How many other people have looked at this ad and wondered about their inadequacies? How many people eyeing this suddenly wondered if the fruit beneath their shirts were no longer good enough?
How many people?
How many other ads are just like this on other trains, over highways, interrupting television shows and in magazines?
What fruit are you?
notice the way stomach retreats like a hushed prisoner for over two hours and the way that hurts skin’s feelings
A woman walks on stage where even the microphone has a cup holder and she tells a story about her lifelong love affair with cake. Even when she speaks this word, her lips walk further away from her teeth, which part like you hope your lover’s thighs will, and you realize this is more than gluttony; this is true desire. The large, rectangular speaker hangs just above her to the left, projecting each word, which is never a whisper. She is not impersonating a vegan, nor bragging about how her latest cleanse makes her feel even more alert. She is emptying out her pockets, pressing hollow wrappers to the wooden stage. Calling out calorie counts like mathematical poems.
Her belly is soft. Not that I touched it. Not that I was close enough to brush against it. But the way her cotton shirt rubbed up against her stomach allowed me to see its suppleness. I realize I look at bellies a lot. I look at a lot of things, but especially this part which has never been soldier-like for me: firm, regimented and tough. My belly is more like a toddler: squirming and fidgety. It has never been flat, but I’ve also never had a routine to push it into a different shape.
I have a memory of kissing
a woman many women and as hands move toward my stomach, it suddenly becomes a turtle, retreating inward. I become king multi-tasker as I pay attention to the language of our tongues swirling and breath bending and skin melting, while waiting for that moment of her hand against my…
This is the moment where I suck it in. All of my breakfasts, lunches and dinners. The snacks and desserts. The second helpings. The late night binges. The sneaky spoonfuls. And as I find somewhere else to put my belly she says:
Why are you doing that? Let it out.
And I wonder if her noticing means she does it too?
There are certain parts of our body that society wants to be flat, while other parts are asked to be rounded out. And I want to request a recall of these expectations.
I, too, like cake. And when I go to a restaurant I like to look at the dessert menu first to see what I am working towards. When I am eating a meal, I am often thinking about the next one. I do believe we have set too many boundaries on eating.
Maybe we just need to talk about it more.
When this woman told her story, I laughed because it felt like mine.
What happens from birth to the beyond-years where food becomes some kind of enemy or the friend that you are really close to, then get jealous of and start gossiping about and then ignore and then lose contact with. What I mean to say is:

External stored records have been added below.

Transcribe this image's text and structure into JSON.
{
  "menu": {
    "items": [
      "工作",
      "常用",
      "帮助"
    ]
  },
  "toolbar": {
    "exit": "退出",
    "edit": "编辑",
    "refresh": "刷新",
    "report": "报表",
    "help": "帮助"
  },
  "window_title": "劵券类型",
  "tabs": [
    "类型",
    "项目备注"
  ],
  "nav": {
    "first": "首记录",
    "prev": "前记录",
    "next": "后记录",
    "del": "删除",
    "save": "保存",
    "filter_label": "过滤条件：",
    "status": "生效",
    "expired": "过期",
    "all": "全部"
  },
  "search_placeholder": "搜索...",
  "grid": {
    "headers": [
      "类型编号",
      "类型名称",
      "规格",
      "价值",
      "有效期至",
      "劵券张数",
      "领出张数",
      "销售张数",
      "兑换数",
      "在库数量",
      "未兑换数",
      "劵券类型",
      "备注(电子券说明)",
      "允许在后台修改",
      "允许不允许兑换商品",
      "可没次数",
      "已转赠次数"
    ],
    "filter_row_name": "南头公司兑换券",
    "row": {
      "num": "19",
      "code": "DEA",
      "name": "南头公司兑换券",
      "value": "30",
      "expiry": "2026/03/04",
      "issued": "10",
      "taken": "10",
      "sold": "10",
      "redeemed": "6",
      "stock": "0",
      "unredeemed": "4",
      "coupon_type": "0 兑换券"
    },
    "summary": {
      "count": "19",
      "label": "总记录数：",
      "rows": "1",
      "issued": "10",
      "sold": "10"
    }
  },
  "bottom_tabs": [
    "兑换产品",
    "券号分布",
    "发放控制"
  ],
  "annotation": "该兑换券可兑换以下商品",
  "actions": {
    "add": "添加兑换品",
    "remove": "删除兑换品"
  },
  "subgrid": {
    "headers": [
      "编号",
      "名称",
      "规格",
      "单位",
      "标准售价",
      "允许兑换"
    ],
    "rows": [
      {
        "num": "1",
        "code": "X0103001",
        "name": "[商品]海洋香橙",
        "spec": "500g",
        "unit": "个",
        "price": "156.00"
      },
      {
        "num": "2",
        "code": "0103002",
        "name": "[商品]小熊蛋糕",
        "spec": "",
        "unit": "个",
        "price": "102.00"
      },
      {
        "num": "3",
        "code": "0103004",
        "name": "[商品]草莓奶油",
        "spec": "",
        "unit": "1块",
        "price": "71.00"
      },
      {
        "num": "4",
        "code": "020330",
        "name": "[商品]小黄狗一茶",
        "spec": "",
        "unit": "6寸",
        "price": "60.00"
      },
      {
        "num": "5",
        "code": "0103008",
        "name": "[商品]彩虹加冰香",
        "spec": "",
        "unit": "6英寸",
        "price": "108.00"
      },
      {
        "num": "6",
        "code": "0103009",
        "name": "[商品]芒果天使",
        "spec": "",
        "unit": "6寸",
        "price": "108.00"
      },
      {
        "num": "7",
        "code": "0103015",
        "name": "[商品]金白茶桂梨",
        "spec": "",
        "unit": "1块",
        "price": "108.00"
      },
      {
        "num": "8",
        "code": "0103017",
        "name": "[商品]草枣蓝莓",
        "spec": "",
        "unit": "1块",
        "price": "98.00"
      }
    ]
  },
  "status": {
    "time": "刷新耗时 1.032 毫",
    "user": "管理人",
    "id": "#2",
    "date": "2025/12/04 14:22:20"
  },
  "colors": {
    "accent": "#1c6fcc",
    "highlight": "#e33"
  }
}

we aren’t I’m not being honest here. I’ve got some food issues. I’ve got an eating disorder or, disordered eating. There is some chaos in my body, in my eating habits, in the ways in which I qualify my meals.
we I just need to leave my belly where it is.
* * *
utilize flaps of skin like extra pockets to place grocery lists and recipes
memorize the texture of cellulite
bounce of kernels
un-popped beneath skin